The ‘etta’ ending is a diminutive – ‘light opera’, or even ‘opera lite’ – and there is nothing diminutive about, for instance, Mozart’s Marriage of Figaro or Verdi’s Falstaff. In fact ‘opera lite’ probably comes closest to the truth.
Like the German Singspiel, the first 19th-century operettas attempted to dispense with what Samuel Johnson called the ‘exotic and irrational’ elements in opera, while keeping the bits that didn’t make non-initiates cringe – in other words, the tunes.
Curiously, given their reputed love of high artifice, the French led the way here. Adolphe Adam’s one-acter Le chalet (1834) is a notable early example, but it was Offenbach who provided the first enduring classics of the genre, and in doing so set the tone for much that followed.
Musically, out goes the all-too-easily-risible sung recitative, while arias and even ensembles are simple and tuneful, with the words as clearly audible as possible. Satire, the lifeblood of Offenbach’s Orpheé aux enfers or La belle Hélène, remained a key strand.

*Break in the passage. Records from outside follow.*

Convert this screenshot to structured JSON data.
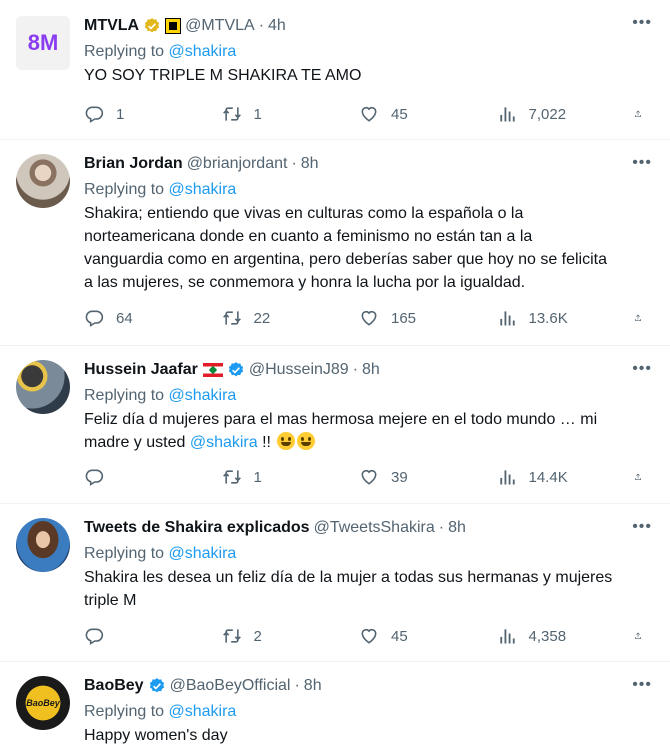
{
  "tweets": [
    {
      "name": "MTVLA",
      "handle": "@MTVLA",
      "time": "4h",
      "reply_prefix": "Replying to",
      "reply_to": "@shakira",
      "text": "YO SOY TRIPLE M SHAKIRA TE AMO",
      "replies": "1",
      "retweets": "1",
      "likes": "45",
      "views": "7,022",
      "verified": "gold",
      "avatar_text": "8M"
    },
    {
      "name": "Brian Jordan",
      "handle": "@brianjordant",
      "time": "8h",
      "reply_prefix": "Replying to",
      "reply_to": "@shakira",
      "text": "Shakira; entiendo que vivas en culturas como la española o la\nnorteamericana donde en cuanto a feminismo no están tan a la\nvanguardia como en argentina, pero deberías saber que hoy no se felicita\na las mujeres, se conmemora y honra la lucha por la igualdad.",
      "replies": "64",
      "retweets": "22",
      "likes": "165",
      "views": "13.6K"
    },
    {
      "name": "Hussein Jaafar",
      "handle": "@HusseinJ89",
      "time": "8h",
      "reply_prefix": "Replying to",
      "reply_to": "@shakira",
      "text_a": "Feliz día d mujeres para el mas hermosa mejere en el todo mundo … mi\nmadre y usted ",
      "text_mention": "@shakira",
      "text_b": " !! ",
      "replies": "",
      "retweets": "1",
      "likes": "39",
      "views": "14.4K",
      "verified": "blue"
    },
    {
      "name": "Tweets de Shakira explicados",
      "handle": "@TweetsShakira",
      "time": "8h",
      "reply_prefix": "Replying to",
      "reply_to": "@shakira",
      "text": "Shakira les desea un feliz día de la mujer a todas sus hermanas y mujeres\ntriple M",
      "replies": "",
      "retweets": "2",
      "likes": "45",
      "views": "4,358"
    },
    {
      "name": "BaoBey",
      "handle": "@BaoBeyOfficial",
      "time": "8h",
      "reply_prefix": "Replying to",
      "reply_to": "@shakira",
      "text": "Happy women's day",
      "verified": "blue",
      "avatar_text": "BaoBey"
    }
  ],
  "colors": {
    "link": "#1d9bf0",
    "muted": "#536471",
    "gold": "#e2b719",
    "blue": "#1d9bf0"
  },
  "dot": "·",
  "more": "•••"
}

As the makers of Duck Soup and The Ruling Class realised the following century, having characters sing their utterances to cleverly wrought ‘artless’ tunes is as sure a way of sending them up as giving them beautiful, complex operatic melodies is of bringing out their inherent pathos.
Sullivan in London and Suppé and Johann Strauss II in Vienna followed Offenbach’s example, though as a Viennese Strauss was able to inject his own version of crème patissiere into the confectionery.
In time this led to the kind of romantic Ruritanian semi-farces which blossomed as the real Ruritania – Hapsburg Vienna – sickened and died.
As the spoken element grew and the operatic residue began to shrink, operetta morphed into the musical comedy. English-speaking countries, especially the US, led the way. Catchy tunes, contemporary plots – it turned out to be a winning formula.
Interestingly, though, the great diaspora of the Second World War saw a re-injection of Viennese sweet soulfulness and Berlin astringency as emigrant composers fled to the New World.
As the musical edged out the musical comedy, featherweight plots and cardboard cut-out characters yielded to greater depth and edgier satire: Rodgers and Hammerstein, Bernstein, Sondheim. Musicals, operettas, or just operas? Hard to say; but even so, you can see where their roots are.
This article was first published in the March 2015 issue of BBC Music Magazine